Work through the records below, line by line, and say how many lines include "data", with nothing else.

** Opening Information block **

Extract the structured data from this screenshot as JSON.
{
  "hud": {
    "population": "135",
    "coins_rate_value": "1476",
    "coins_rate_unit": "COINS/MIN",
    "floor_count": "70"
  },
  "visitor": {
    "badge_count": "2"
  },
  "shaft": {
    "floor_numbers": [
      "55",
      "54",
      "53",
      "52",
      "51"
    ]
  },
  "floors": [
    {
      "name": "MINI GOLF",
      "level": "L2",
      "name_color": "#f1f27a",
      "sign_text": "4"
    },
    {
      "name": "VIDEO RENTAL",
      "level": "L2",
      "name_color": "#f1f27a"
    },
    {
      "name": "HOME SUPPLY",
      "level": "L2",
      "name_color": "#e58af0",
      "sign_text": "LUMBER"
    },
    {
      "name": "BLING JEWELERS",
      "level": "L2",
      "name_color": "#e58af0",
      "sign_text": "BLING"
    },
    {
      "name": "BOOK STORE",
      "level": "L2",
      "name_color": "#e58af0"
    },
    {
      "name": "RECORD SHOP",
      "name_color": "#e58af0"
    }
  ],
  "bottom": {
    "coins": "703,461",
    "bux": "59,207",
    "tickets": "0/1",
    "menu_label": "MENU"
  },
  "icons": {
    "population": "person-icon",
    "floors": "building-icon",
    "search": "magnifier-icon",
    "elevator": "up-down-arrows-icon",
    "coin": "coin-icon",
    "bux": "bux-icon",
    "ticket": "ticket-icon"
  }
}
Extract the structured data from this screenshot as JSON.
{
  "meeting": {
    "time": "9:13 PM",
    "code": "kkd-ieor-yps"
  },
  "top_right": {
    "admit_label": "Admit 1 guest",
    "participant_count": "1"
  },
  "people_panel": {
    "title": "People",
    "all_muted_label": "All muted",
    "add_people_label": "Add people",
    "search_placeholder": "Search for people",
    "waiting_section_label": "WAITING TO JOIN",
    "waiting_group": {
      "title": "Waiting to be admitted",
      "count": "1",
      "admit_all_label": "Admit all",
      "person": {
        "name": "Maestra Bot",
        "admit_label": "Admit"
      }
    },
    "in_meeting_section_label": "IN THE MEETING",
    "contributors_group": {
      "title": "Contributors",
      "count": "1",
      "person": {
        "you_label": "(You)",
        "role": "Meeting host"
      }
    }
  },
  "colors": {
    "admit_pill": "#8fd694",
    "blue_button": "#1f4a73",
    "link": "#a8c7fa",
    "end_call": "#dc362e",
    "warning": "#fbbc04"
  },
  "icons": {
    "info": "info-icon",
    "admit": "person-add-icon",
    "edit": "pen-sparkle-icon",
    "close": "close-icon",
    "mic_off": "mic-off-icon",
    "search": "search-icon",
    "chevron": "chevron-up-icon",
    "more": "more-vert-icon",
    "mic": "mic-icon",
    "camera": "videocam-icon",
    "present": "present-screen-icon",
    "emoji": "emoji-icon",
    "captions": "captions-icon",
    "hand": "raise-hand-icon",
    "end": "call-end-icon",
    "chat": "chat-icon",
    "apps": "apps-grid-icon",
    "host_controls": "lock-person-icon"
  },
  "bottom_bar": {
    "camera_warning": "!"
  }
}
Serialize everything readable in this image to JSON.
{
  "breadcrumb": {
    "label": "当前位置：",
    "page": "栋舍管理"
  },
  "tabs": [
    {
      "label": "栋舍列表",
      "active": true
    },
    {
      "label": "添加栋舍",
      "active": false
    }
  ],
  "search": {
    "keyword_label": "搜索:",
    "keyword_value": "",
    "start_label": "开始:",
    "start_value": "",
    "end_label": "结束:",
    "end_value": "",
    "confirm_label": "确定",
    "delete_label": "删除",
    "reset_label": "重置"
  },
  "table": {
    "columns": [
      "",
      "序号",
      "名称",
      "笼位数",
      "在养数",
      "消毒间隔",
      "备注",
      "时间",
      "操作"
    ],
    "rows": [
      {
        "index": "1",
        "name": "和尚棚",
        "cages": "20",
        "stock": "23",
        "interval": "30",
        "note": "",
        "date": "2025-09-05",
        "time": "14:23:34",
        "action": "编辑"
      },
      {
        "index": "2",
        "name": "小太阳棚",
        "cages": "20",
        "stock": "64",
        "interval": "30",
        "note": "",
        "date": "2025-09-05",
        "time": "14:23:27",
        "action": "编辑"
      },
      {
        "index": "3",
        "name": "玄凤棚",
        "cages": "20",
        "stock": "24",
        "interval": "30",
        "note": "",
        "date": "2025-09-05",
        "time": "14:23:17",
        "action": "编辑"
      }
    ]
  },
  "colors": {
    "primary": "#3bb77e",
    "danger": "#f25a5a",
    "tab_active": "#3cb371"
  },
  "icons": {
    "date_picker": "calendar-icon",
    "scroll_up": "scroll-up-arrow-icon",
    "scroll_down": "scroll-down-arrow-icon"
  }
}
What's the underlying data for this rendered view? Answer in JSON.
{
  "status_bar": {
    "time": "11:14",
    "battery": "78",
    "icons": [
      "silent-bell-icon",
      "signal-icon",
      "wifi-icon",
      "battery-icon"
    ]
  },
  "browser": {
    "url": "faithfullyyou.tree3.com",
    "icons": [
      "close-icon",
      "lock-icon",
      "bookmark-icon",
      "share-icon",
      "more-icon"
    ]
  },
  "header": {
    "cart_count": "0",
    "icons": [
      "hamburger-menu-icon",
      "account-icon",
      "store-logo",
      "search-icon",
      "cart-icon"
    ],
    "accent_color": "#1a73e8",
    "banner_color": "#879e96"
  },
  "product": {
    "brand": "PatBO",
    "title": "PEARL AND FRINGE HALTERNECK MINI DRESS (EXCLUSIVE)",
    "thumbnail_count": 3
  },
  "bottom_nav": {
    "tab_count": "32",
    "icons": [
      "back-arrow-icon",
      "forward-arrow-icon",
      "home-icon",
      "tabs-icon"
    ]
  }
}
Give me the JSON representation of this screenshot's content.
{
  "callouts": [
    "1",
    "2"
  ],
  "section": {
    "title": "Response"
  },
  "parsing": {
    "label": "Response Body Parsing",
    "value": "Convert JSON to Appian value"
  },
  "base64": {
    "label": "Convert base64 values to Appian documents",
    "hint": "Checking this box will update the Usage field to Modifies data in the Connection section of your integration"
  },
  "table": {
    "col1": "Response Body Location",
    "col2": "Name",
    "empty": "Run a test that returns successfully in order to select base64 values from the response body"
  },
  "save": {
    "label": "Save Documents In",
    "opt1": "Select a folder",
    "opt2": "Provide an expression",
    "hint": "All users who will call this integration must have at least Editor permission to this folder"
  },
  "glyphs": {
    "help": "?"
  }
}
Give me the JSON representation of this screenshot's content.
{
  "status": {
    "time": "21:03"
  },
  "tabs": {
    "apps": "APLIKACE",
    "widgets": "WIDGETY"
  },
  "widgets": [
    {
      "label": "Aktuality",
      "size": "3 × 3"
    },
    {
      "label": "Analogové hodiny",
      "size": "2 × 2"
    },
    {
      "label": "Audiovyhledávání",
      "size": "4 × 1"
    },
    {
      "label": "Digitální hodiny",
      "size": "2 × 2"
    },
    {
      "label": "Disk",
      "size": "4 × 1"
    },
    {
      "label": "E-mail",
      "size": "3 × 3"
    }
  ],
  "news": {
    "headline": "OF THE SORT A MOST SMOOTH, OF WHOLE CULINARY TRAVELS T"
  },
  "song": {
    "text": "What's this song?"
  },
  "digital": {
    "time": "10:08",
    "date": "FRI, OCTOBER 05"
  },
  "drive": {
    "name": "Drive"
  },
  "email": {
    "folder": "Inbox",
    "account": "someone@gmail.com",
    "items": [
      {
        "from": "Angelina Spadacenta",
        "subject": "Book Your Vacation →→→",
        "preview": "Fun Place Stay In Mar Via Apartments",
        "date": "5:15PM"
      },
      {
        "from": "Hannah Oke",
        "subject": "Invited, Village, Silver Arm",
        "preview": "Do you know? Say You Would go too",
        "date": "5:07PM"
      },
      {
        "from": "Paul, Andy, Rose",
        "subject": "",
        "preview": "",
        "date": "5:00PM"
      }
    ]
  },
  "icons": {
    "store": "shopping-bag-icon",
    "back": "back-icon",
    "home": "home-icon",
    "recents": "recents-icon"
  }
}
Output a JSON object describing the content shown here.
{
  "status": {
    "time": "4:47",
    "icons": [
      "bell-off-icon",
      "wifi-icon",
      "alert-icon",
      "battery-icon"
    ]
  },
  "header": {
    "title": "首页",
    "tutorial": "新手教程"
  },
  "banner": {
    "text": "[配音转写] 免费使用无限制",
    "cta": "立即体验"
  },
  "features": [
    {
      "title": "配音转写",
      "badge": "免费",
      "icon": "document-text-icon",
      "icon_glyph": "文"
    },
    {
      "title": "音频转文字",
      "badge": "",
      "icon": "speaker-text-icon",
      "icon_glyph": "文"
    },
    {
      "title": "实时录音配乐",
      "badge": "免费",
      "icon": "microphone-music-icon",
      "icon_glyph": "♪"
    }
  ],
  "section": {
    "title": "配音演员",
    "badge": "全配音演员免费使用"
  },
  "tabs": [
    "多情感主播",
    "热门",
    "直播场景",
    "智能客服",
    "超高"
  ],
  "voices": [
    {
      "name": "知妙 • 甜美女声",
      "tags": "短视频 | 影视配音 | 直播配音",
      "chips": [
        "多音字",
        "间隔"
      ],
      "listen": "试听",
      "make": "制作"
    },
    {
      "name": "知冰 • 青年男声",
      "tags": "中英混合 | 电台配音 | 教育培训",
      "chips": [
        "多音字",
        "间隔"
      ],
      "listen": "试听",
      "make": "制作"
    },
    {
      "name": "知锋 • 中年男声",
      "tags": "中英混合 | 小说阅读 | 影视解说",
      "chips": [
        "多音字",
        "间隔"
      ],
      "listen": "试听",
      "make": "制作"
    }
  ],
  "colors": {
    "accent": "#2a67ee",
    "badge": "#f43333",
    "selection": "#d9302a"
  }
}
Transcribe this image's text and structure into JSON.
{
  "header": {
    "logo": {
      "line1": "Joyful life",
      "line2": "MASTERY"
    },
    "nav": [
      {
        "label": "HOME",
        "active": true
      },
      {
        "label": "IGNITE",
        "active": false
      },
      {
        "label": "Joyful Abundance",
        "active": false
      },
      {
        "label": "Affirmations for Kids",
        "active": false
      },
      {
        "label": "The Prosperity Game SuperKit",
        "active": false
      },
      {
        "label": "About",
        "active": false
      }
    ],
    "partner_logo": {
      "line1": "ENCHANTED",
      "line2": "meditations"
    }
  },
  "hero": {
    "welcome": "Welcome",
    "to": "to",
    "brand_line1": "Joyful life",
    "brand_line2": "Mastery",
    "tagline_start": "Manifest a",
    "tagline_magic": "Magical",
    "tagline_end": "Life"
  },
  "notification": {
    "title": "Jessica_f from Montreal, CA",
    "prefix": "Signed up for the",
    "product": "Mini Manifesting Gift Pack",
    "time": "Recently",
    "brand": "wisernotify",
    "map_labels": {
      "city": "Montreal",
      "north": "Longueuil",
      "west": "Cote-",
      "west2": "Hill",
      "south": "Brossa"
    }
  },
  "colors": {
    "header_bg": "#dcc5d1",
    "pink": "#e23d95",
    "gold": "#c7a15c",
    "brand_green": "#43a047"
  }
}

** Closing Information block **

Completed task> 4